Fact is, knowing there'd be down time once in a while during their vacation, Maddy's mom wisely, just like most moms when traveling with children, packed a sketch book and markers and crayons. And the portable studio went where Maddy went. Simple as that.
Maddy drew and colored when the mood struck.
And I, unexpectedly, drew and colored when Maddy's mood struck for me to, and was more than happy to do so.
Her abstract person, and my portrait of Maddy, lasting proof. Artist to artist.
Sometimes drawings and photographs trump words--this one of those times. Posted left is a wonderful sequence of photographs my wife and Maddy's mom and dad snapped of me drawing Maddy and Maddy with her drawing.
Any more need be said?
Nary a word comes to mind.
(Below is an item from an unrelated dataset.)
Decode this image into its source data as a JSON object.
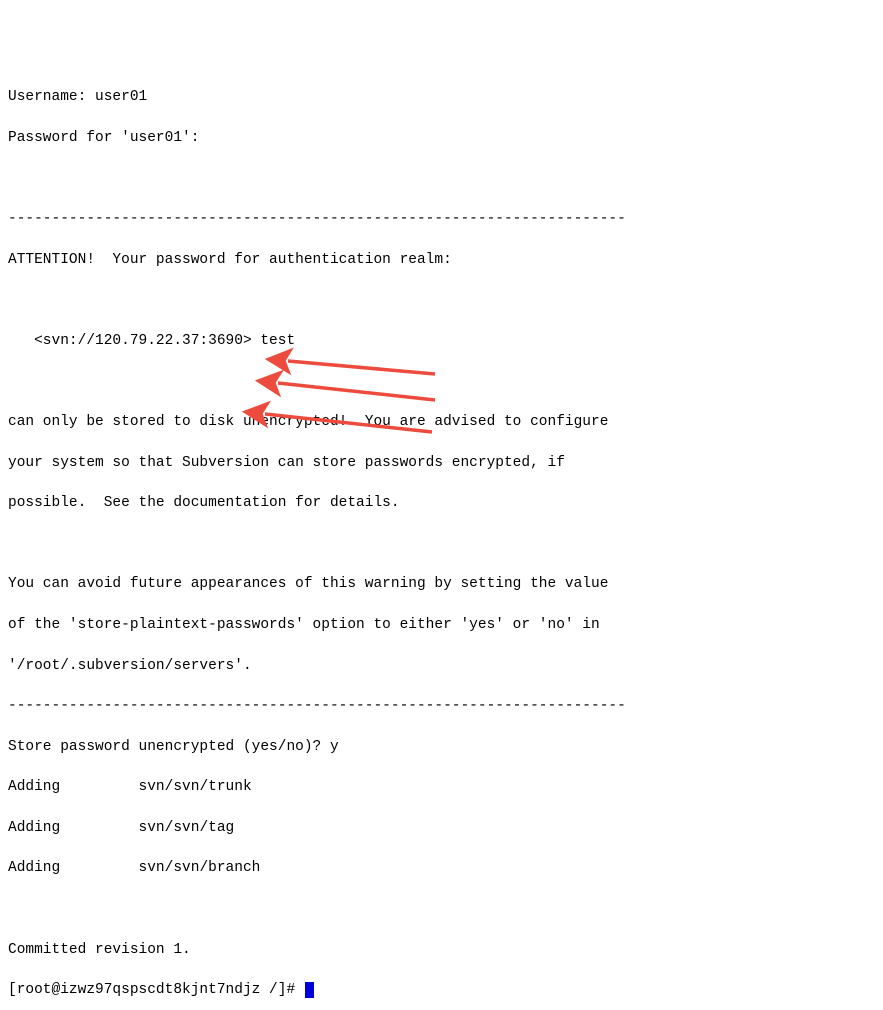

Just look at Maddy!
Two points resonate for doing that sketch of and for Maddy.
First and foremost, I warmed the heart of a little girl. That's not so easily done. As if more proof than photographs necessary, shortly after dinner--while rallying for the ice cream on the opposite end of Orange Avenue (if you've been to Coronado you know the place--Moo Time--a cow and Elvis greet all), Maddy, while talking to her parents about the drawing, referred to me as her "good friend." Nice.
Second, just maybe there'll be a lasting imprint on her and her outlook on art. And that, for me, is important and priceless. Who knows, maybe one day "MADDY" will be a famous signature in the corner of drawings and paintings. And limos her lifestyle. And she'll be hounded by paparazzi; "60 Minutes" correspondents; photographers and reporters; groupies; and screaming, sign-holding, autograph-seeking fans; and passersby who back up and say, "Hey, aren't you...?" And just maybe she'll remember her "good friend" who these days signs many drawings and paintings with just "Andy"--it's how I signed her portrait.
1. My wife, and some family and friends, will affirm Picasso's opening thought does not apply to me. Fifty years Maddy's senior, I've yet to grow up; at least not completely. Nor do I plan to for fear of losing my artist eyes. And maybe that's why Maddy and I connected during her portrait sitting--for 10 minutes or so a big "child" drew a small child.
2. The sketch now hangs in Maddy's parent's home amidst her art--my honor indeed to be represented amongst the creativity of a child. Maybe even an honor higher than representation in the National Portrait Gallery. One day the blue-violet crayon portrait will hang in Maddy's home--amongst her art and her children's art. And with any luck survive longer still.
3. Art endures. Even simple art. And even refrigerator art!
4. Maddy's father is a Marine--now a Navy officer soon to be promoted to lieutenant commander. And Maddy's grandmother is a Marine, and so is her grandfather.